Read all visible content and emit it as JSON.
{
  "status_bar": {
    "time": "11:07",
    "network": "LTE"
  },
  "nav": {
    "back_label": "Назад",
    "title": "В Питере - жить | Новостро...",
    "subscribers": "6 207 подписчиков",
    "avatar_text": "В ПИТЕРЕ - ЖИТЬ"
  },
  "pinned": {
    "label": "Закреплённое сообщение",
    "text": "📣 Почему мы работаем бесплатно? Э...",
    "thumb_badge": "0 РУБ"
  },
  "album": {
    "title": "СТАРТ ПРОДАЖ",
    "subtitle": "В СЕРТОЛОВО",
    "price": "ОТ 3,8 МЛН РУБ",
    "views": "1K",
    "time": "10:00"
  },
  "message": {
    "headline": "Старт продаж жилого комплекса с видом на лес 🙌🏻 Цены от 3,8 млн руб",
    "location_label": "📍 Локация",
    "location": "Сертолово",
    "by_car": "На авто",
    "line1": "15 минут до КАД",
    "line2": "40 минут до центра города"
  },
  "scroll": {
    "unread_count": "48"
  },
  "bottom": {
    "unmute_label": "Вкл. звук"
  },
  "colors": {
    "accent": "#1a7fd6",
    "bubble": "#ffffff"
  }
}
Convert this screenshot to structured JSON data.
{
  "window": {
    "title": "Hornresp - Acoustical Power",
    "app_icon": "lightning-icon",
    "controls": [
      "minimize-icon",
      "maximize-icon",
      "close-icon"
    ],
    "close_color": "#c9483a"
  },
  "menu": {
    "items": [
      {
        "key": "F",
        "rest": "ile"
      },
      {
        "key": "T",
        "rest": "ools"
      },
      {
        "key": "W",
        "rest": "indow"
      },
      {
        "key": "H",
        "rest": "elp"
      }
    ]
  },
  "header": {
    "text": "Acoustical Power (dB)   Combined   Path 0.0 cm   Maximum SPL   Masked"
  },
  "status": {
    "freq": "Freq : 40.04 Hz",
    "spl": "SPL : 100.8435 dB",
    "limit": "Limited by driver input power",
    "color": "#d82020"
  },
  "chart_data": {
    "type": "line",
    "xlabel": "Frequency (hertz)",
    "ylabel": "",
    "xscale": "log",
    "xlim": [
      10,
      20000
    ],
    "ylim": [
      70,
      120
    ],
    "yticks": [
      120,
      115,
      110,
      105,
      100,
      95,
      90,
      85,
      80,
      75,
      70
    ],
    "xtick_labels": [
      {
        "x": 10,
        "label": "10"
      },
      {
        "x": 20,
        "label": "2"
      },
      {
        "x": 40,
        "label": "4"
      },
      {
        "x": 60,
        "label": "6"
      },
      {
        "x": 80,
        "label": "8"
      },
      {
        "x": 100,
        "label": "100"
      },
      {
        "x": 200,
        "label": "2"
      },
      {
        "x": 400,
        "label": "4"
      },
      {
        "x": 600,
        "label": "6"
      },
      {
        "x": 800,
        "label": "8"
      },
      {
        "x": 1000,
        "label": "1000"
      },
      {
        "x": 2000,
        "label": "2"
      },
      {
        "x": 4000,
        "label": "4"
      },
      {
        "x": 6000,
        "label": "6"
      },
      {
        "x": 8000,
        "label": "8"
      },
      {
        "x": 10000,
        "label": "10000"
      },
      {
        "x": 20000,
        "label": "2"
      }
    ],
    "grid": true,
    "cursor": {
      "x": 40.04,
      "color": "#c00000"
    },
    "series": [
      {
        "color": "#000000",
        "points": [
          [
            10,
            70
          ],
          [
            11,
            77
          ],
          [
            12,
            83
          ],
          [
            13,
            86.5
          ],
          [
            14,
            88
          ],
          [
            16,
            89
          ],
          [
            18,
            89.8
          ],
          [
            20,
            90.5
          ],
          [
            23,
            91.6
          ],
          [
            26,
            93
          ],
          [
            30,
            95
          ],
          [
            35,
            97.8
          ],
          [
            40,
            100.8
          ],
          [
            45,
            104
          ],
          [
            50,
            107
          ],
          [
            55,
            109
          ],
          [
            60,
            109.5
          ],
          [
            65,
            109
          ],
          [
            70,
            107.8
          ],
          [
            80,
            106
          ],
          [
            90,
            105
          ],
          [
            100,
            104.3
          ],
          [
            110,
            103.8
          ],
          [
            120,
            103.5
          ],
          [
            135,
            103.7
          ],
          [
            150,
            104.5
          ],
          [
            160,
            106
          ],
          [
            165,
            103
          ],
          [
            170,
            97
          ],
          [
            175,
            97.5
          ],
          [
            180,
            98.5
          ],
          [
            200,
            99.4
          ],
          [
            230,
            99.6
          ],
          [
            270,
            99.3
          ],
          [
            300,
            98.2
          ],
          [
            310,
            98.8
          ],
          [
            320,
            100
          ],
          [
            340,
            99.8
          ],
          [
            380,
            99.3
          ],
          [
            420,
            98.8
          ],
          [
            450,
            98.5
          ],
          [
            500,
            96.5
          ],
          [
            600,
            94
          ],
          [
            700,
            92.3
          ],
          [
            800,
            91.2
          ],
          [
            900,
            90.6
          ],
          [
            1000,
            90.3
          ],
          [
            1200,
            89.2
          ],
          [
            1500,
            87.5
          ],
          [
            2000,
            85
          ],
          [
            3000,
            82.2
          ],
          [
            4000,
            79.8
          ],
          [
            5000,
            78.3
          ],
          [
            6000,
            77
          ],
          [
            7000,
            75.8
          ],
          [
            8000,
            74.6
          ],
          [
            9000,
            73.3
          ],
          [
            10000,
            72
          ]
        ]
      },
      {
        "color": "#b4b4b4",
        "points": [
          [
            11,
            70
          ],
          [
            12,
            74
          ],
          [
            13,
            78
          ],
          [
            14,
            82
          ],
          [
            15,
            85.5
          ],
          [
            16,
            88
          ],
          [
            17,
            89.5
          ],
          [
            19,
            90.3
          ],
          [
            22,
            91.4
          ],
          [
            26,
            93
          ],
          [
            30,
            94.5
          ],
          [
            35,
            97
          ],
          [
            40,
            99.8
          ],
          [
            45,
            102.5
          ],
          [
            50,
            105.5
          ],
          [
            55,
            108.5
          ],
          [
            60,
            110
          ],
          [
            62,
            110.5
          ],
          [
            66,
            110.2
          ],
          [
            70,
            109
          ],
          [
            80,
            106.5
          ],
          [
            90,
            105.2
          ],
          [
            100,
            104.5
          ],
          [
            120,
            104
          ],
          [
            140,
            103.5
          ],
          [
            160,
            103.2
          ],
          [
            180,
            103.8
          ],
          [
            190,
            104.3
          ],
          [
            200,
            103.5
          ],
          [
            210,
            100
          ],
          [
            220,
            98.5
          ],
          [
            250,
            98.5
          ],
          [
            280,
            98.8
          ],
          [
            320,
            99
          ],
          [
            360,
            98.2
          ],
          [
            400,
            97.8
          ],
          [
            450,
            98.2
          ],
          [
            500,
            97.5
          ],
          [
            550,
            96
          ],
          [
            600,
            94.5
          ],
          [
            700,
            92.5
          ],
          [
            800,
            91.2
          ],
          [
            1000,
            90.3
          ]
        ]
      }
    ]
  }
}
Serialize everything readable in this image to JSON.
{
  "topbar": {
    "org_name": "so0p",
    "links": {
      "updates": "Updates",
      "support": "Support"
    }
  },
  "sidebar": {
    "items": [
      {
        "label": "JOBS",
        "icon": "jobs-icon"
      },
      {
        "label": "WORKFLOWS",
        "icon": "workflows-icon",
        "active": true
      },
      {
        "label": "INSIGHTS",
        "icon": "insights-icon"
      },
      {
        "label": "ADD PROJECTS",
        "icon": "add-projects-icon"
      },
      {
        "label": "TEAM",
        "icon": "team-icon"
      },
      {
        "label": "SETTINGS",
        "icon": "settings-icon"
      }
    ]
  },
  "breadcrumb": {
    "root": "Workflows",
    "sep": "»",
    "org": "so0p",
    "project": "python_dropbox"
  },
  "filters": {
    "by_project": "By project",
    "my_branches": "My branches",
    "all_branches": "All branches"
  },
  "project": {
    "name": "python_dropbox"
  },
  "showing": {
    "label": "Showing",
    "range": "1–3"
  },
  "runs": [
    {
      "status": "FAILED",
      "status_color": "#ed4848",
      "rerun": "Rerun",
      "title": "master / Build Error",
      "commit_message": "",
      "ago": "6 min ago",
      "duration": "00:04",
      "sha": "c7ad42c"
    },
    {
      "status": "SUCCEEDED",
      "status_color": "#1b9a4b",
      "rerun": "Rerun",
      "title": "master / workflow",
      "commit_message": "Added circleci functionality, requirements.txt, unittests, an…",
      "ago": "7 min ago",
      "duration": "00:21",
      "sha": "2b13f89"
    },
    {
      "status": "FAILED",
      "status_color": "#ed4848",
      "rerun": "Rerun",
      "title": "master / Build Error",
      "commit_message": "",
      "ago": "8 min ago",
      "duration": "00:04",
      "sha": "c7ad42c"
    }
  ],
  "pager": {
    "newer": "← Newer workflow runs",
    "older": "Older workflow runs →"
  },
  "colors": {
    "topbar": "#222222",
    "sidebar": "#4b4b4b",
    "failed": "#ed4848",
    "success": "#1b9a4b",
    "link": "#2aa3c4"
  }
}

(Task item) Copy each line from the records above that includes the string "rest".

(Final answer)
        "rest": "ile"
        "rest": "ools"
        "rest": "indow"
        "rest": "elp"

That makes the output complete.